Only lines with the string "label" should be returned from the data below.

───── Material to process ─────

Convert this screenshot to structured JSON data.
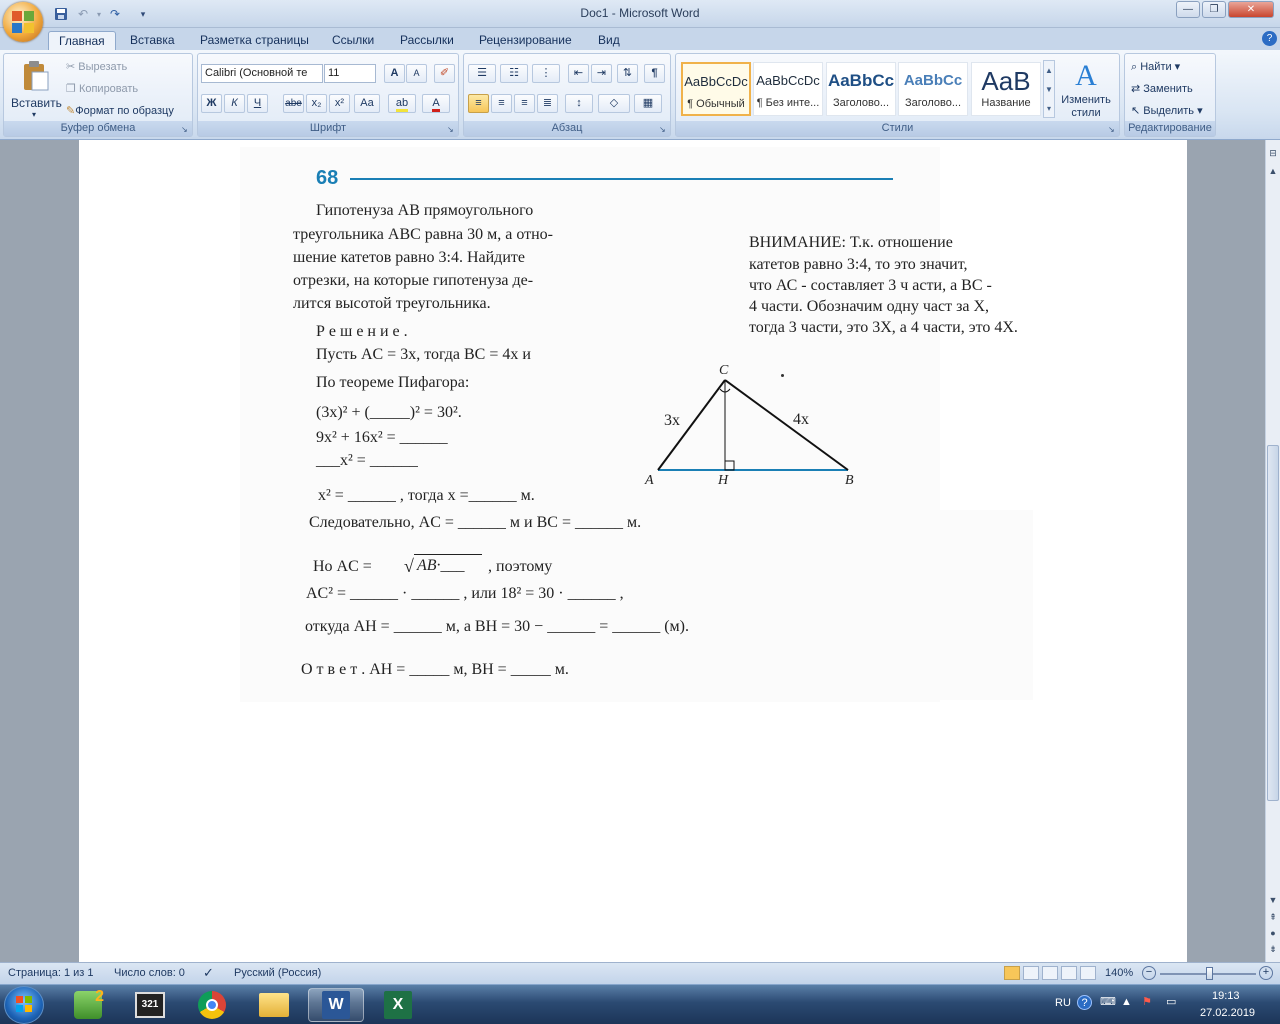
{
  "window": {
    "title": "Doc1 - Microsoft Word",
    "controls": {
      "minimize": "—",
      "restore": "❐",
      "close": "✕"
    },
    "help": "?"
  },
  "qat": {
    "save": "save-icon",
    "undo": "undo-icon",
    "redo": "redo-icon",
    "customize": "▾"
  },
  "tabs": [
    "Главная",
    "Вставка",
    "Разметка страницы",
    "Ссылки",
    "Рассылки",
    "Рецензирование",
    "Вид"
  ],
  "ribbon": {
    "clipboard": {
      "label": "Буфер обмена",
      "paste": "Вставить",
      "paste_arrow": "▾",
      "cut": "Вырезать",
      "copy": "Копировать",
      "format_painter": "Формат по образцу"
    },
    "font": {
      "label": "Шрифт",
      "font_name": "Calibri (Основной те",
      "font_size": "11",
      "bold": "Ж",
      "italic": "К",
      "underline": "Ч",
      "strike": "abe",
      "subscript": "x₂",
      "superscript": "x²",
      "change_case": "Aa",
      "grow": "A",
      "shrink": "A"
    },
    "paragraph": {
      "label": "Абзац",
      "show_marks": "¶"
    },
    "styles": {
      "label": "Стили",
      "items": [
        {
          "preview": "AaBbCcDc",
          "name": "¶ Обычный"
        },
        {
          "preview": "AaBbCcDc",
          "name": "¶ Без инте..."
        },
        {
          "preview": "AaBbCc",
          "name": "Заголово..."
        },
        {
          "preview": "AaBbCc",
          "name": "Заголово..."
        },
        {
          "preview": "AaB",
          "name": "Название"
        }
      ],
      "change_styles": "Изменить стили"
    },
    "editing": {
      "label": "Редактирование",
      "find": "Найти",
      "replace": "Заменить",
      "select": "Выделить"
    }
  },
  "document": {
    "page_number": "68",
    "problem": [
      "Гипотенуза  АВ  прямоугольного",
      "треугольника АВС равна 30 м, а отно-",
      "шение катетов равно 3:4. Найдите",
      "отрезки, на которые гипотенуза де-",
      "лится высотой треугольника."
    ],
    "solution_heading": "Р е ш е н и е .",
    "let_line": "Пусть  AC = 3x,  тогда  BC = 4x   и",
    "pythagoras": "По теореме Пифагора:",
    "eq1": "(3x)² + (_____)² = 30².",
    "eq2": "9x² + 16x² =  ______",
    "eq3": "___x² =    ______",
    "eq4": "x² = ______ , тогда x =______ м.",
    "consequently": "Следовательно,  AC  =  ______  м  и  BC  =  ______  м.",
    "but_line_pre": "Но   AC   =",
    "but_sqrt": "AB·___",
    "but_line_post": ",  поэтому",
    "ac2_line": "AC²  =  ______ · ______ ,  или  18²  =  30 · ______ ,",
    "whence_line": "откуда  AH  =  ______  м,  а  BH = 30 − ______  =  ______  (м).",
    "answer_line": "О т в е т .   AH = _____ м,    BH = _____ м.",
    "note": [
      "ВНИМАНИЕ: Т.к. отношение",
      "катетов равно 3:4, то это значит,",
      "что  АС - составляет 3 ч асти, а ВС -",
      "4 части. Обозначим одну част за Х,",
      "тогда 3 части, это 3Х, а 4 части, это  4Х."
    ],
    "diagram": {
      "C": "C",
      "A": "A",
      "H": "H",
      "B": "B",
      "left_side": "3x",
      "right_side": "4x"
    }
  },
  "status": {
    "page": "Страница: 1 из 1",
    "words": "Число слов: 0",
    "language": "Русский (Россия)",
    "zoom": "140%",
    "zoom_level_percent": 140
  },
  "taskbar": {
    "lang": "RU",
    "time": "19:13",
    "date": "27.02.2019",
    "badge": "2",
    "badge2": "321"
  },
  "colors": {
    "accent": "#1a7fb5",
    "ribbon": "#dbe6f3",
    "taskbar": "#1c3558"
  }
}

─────
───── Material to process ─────

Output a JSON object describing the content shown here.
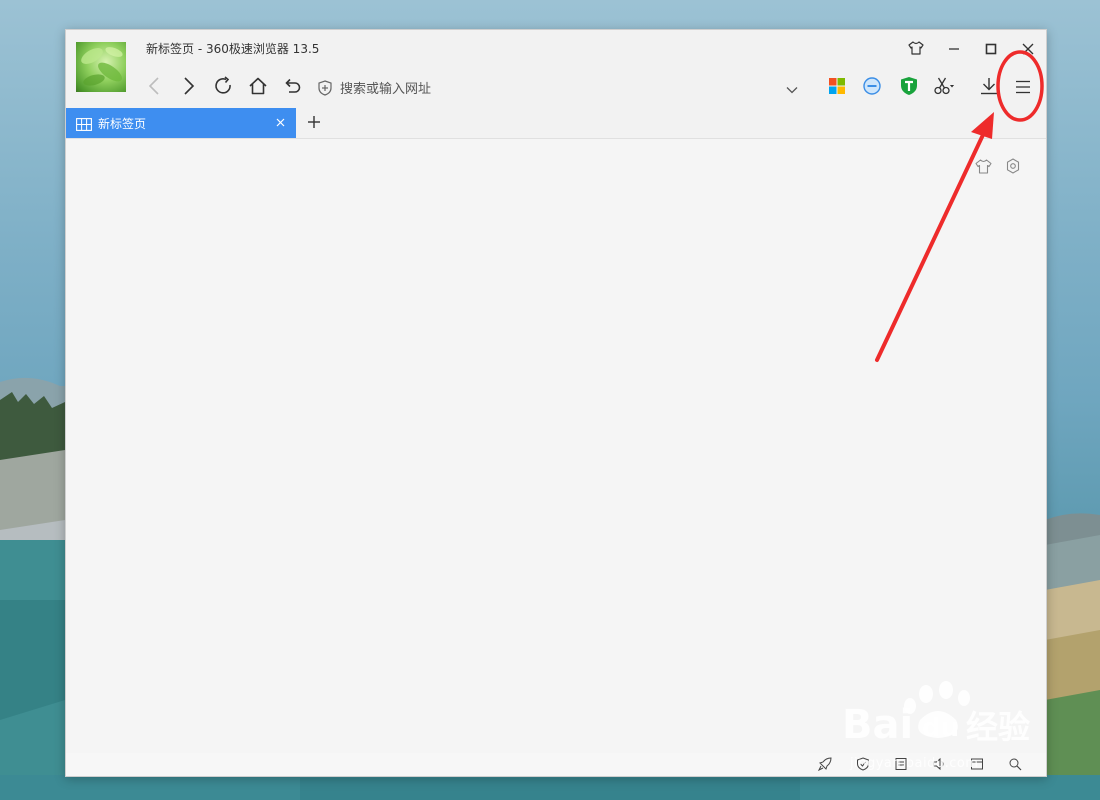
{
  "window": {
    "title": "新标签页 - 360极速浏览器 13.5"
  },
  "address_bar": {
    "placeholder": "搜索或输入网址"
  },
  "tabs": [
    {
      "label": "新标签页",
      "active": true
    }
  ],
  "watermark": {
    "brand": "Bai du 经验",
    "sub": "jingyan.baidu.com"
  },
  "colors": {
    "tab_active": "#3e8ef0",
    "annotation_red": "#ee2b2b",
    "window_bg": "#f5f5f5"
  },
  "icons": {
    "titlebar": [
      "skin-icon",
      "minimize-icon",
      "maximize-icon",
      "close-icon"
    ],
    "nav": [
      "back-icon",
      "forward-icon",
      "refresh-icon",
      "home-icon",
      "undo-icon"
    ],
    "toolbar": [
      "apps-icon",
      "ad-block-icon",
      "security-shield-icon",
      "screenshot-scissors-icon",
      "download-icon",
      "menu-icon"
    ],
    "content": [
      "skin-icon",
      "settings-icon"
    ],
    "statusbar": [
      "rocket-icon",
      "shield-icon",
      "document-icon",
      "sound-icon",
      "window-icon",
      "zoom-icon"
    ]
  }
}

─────

**Reply to the exercise:**
      "label": "Буфер обмена",
      "label": "Шрифт",
      "label": "Абзац",
      "label": "Стили",
      "label": "Редактирование",
      "label": "新标签页",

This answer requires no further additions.